_WHAT IS EXPECTED_
Below are the records; copy each line in which "this" occurs.

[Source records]
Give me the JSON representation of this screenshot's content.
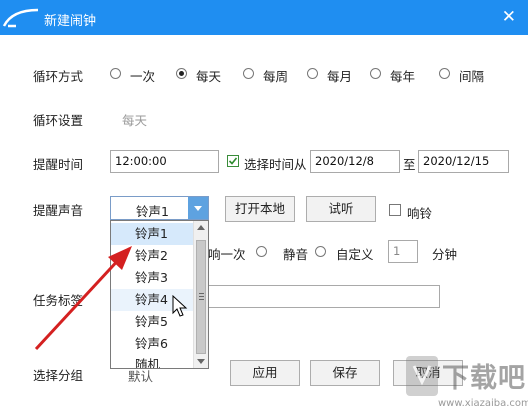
{
  "window": {
    "title": "新建闹钟",
    "close_glyph": "✕"
  },
  "loop_mode": {
    "label": "循环方式",
    "options": [
      "一次",
      "每天",
      "每周",
      "每月",
      "每年",
      "间隔"
    ],
    "selected": "每天"
  },
  "loop_setting": {
    "label": "循环设置",
    "value": "每天"
  },
  "remind_time": {
    "label": "提醒时间",
    "time": "12:00:00",
    "range_checkbox_label": "选择时间从",
    "range_checked": true,
    "start_date": "2020/12/8",
    "to_label": "至",
    "end_date": "2020/12/15"
  },
  "remind_sound": {
    "label": "提醒声音",
    "selected": "铃声1",
    "open_local_label": "打开本地",
    "preview_label": "试听",
    "ring_label": "响铃",
    "ring_checked": false,
    "options": [
      "铃声1",
      "铃声2",
      "铃声3",
      "铃声4",
      "铃声5",
      "铃声6",
      "随机"
    ],
    "highlighted": "铃声1",
    "hovered": "铃声4"
  },
  "play_mode": {
    "partial_once": "响一次",
    "mute_label": "静音",
    "custom_label": "自定义",
    "custom_value": "1",
    "minutes_label": "分钟"
  },
  "task_tag": {
    "label": "任务标签",
    "value": ""
  },
  "group": {
    "label": "选择分组",
    "value": "默认"
  },
  "actions": {
    "apply": "应用",
    "save": "保存",
    "cancel": "取消"
  },
  "watermark": {
    "text": "下载吧",
    "url": "www.xiazaiba.com"
  }
}
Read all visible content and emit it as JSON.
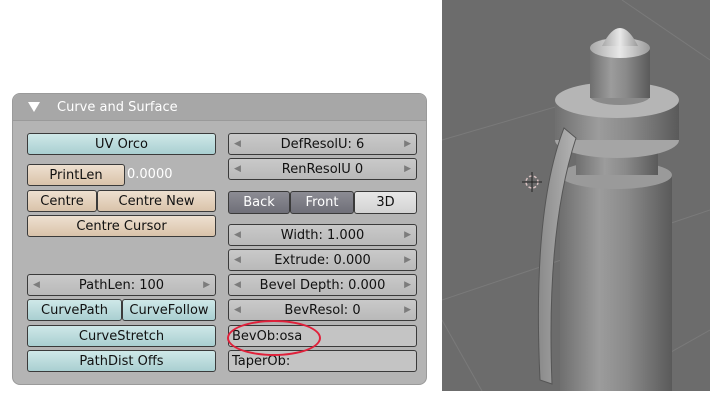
{
  "panel": {
    "title": "Curve and Surface",
    "uv_orco": "UV Orco",
    "print_len": "PrintLen",
    "print_len_value": "0.0000",
    "centre": "Centre",
    "centre_new": "Centre New",
    "centre_cursor": "Centre Cursor",
    "path_len": "PathLen: 100",
    "curve_path": "CurvePath",
    "curve_follow": "CurveFollow",
    "curve_stretch": "CurveStretch",
    "path_dist_offs": "PathDist Offs",
    "def_resol_u": "DefResolU: 6",
    "ren_resol_u": "RenResolU 0",
    "back": "Back",
    "front": "Front",
    "three_d": "3D",
    "width": "Width: 1.000",
    "extrude": "Extrude: 0.000",
    "bevel_depth": "Bevel Depth: 0.000",
    "bev_resol": "BevResol: 0",
    "bev_ob": "BevOb:osa",
    "taper_ob": "TaperOb:"
  },
  "colors": {
    "teal_button": "#b8dcdd",
    "tan_button": "#e4d2bd",
    "panel_bg": "#b4b4b4",
    "highlight_ellipse": "#e0203a",
    "viewport_bg": "#6c6c6c"
  },
  "icons": {
    "panel_toggle": "triangle-down-icon",
    "number_arrows": "arrow-left-right-icon",
    "cursor_3d": "crosshair-icon"
  }
}
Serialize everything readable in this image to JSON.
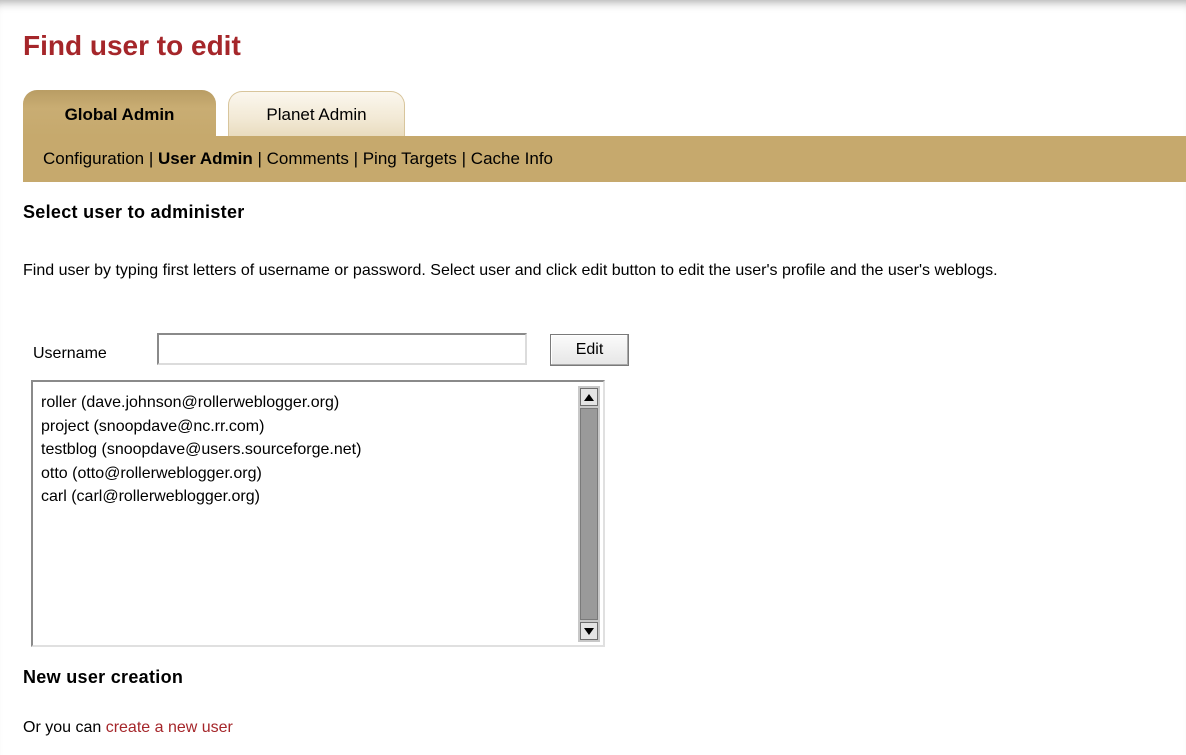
{
  "page": {
    "title": "Find user to edit"
  },
  "tabs": [
    {
      "label": "Global Admin",
      "active": true
    },
    {
      "label": "Planet Admin",
      "active": false
    }
  ],
  "admin_menu": {
    "items": [
      "Configuration",
      "User Admin",
      "Comments",
      "Ping Targets",
      "Cache Info"
    ],
    "active": "User Admin",
    "separator": " | "
  },
  "select_section": {
    "heading": "Select user to administer",
    "description": "Find user by typing first letters of username or password. Select user and click edit button to edit the user's profile and the user's weblogs."
  },
  "search": {
    "label": "Username",
    "value": "",
    "edit_label": "Edit"
  },
  "user_list": [
    "roller (dave.johnson@rollerweblogger.org)",
    "project (snoopdave@nc.rr.com)",
    "testblog (snoopdave@users.sourceforge.net)",
    "otto (otto@rollerweblogger.org)",
    "carl (carl@rollerweblogger.org)"
  ],
  "new_user_section": {
    "heading": "New user creation",
    "prefix": "Or you can ",
    "link": "create a new user"
  },
  "colors": {
    "title": "#a5262a",
    "tab_bar": "#c6a96d",
    "link": "#a5262a"
  }
}
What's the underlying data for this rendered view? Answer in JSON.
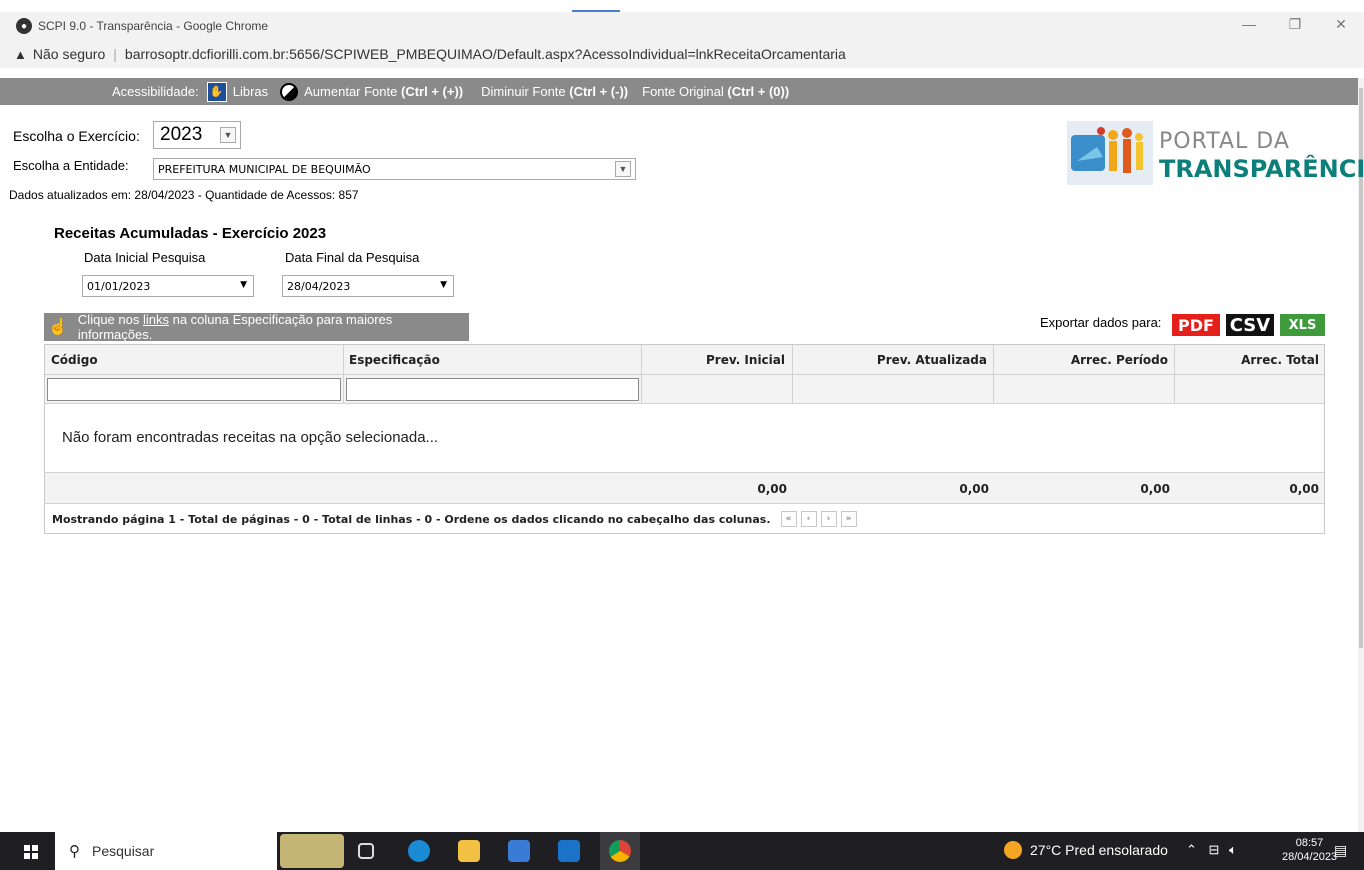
{
  "window": {
    "title": "SCPI 9.0 - Transparência - Google Chrome",
    "minimize": "—",
    "restore": "❐",
    "close": "✕"
  },
  "address": {
    "insecure_label": "Não seguro",
    "url": "barrosoptr.dcfiorilli.com.br:5656/SCPIWEB_PMBEQUIMAO/Default.aspx?AcessoIndividual=lnkReceitaOrcamentaria"
  },
  "accessibility": {
    "label": "Acessibilidade:",
    "libras": "Libras",
    "increase": "Aumentar Fonte",
    "increase_key": "(Ctrl + (+))",
    "decrease": "Diminuir Fonte",
    "decrease_key": "(Ctrl + (-))",
    "original": "Fonte Original",
    "original_key": "(Ctrl + (0))"
  },
  "filters": {
    "exercicio_label": "Escolha o Exercício:",
    "exercicio_value": "2023",
    "entidade_label": "Escolha a Entidade:",
    "entidade_value": "PREFEITURA MUNICIPAL DE BEQUIMÃO",
    "updated": "Dados atualizados em: 28/04/2023 - Quantidade de Acessos: 857"
  },
  "logo": {
    "line1": "PORTAL DA",
    "line2": "TRANSPARÊNCIA"
  },
  "section": {
    "title": "Receitas Acumuladas - Exercício 2023",
    "date_start_label": "Data Inicial Pesquisa",
    "date_end_label": "Data Final da Pesquisa",
    "date_start": "01/01/2023",
    "date_end": "28/04/2023"
  },
  "info": {
    "prefix": "Clique nos ",
    "link": "links",
    "suffix": " na coluna Especificação para maiores informações."
  },
  "export": {
    "label": "Exportar dados para:",
    "pdf": "PDF",
    "csv": "CSV",
    "xls": "XLS",
    "pdf_color": "#e3201b",
    "csv_color": "#111111",
    "xls_color": "#3f9a3c"
  },
  "table": {
    "columns": [
      "Código",
      "Especificação",
      "Prev. Inicial",
      "Prev. Atualizada",
      "Arrec. Período",
      "Arrec. Total"
    ],
    "empty_message": "Não foram encontradas receitas na opção selecionada...",
    "totals": [
      "0,00",
      "0,00",
      "0,00",
      "0,00"
    ],
    "pager_text": "Mostrando página 1 - Total de páginas - 0 - Total de linhas - 0 - Ordene os dados clicando no cabeçalho das colunas."
  },
  "taskbar": {
    "search_placeholder": "Pesquisar",
    "weather": "27°C  Pred ensolarado",
    "time": "08:57",
    "date": "28/04/2023"
  }
}
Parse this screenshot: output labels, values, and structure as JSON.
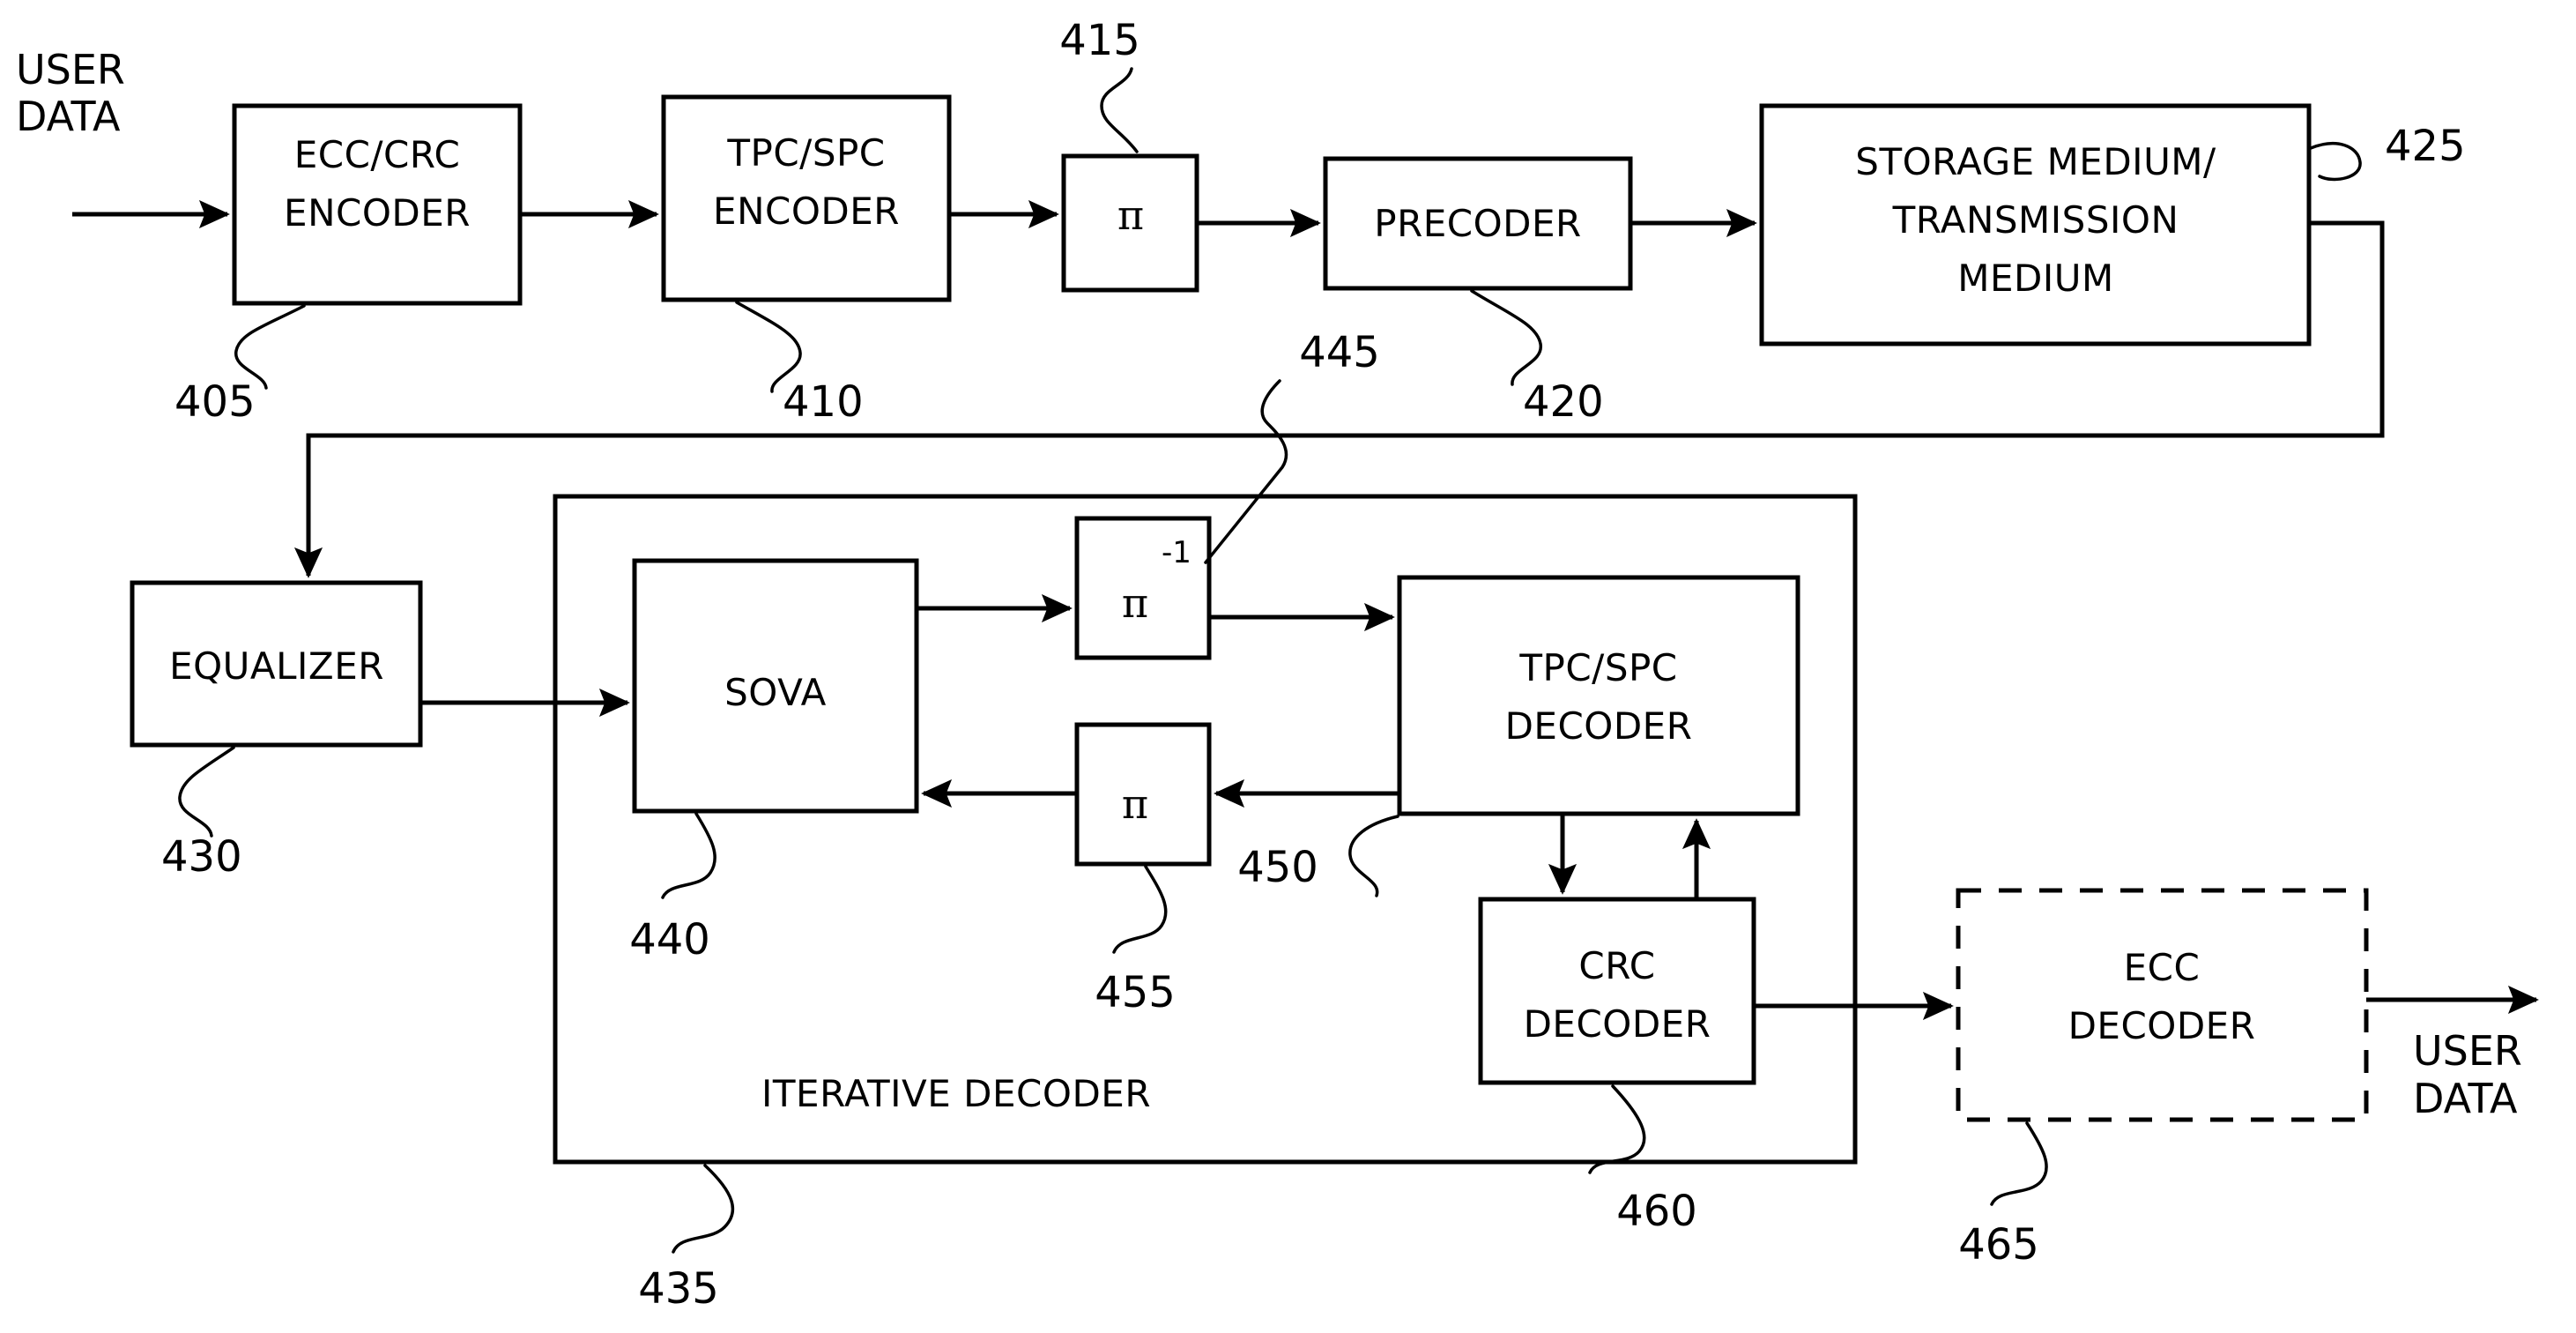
{
  "figure": {
    "type": "patent-block-diagram",
    "background_color": "#ffffff",
    "line_color": "#000000",
    "io_labels": {
      "input_user_data": "USER\nDATA",
      "input_user_data_line1": "USER",
      "input_user_data_line2": "DATA",
      "output_user_data_line1": "USER",
      "output_user_data_line2": "DATA"
    },
    "blocks": [
      {
        "id": "ecc_crc_encoder",
        "label_line1": "ECC/CRC",
        "label_line2": "ENCODER",
        "ref": "405",
        "style": "solid"
      },
      {
        "id": "tpc_spc_encoder",
        "label_line1": "TPC/SPC",
        "label_line2": "ENCODER",
        "ref": "410",
        "style": "solid"
      },
      {
        "id": "interleaver",
        "label_line1": "π",
        "label_line2": "",
        "ref": "415",
        "style": "solid"
      },
      {
        "id": "precoder",
        "label_line1": "PRECODER",
        "label_line2": "",
        "ref": "420",
        "style": "solid"
      },
      {
        "id": "storage_medium",
        "label_line1": "STORAGE MEDIUM/",
        "label_line2": "TRANSMISSION",
        "label_line3": "MEDIUM",
        "ref": "425",
        "style": "solid"
      },
      {
        "id": "equalizer",
        "label_line1": "EQUALIZER",
        "label_line2": "",
        "ref": "430",
        "style": "solid"
      },
      {
        "id": "iterative_decoder",
        "label_line1": "ITERATIVE DECODER",
        "label_line2": "",
        "ref": "435",
        "style": "solid-container"
      },
      {
        "id": "sova",
        "label_line1": "SOVA",
        "label_line2": "",
        "ref": "440",
        "style": "solid"
      },
      {
        "id": "deinterleaver",
        "label_line1": "π",
        "label_superscript": "-1",
        "label_line2": "",
        "ref": "445",
        "style": "solid"
      },
      {
        "id": "tpc_spc_decoder",
        "label_line1": "TPC/SPC",
        "label_line2": "DECODER",
        "ref": "450",
        "style": "solid"
      },
      {
        "id": "interleaver_feedback",
        "label_line1": "π",
        "label_line2": "",
        "ref": "455",
        "style": "solid"
      },
      {
        "id": "crc_decoder",
        "label_line1": "CRC",
        "label_line2": "DECODER",
        "ref": "460",
        "style": "solid"
      },
      {
        "id": "ecc_decoder",
        "label_line1": "ECC",
        "label_line2": "DECODER",
        "ref": "465",
        "style": "dashed"
      }
    ],
    "reference_numerals": [
      "405",
      "410",
      "415",
      "420",
      "425",
      "430",
      "435",
      "440",
      "445",
      "450",
      "455",
      "460",
      "465"
    ]
  }
}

_RESPONSE BELOW_
Give me the JSON representation of this screenshot's content.
Serialize everything readable in this image to JSON.
What's the underlying data for this rendered view? Answer in JSON.
Parse this screenshot: output labels, values, and structure as JSON.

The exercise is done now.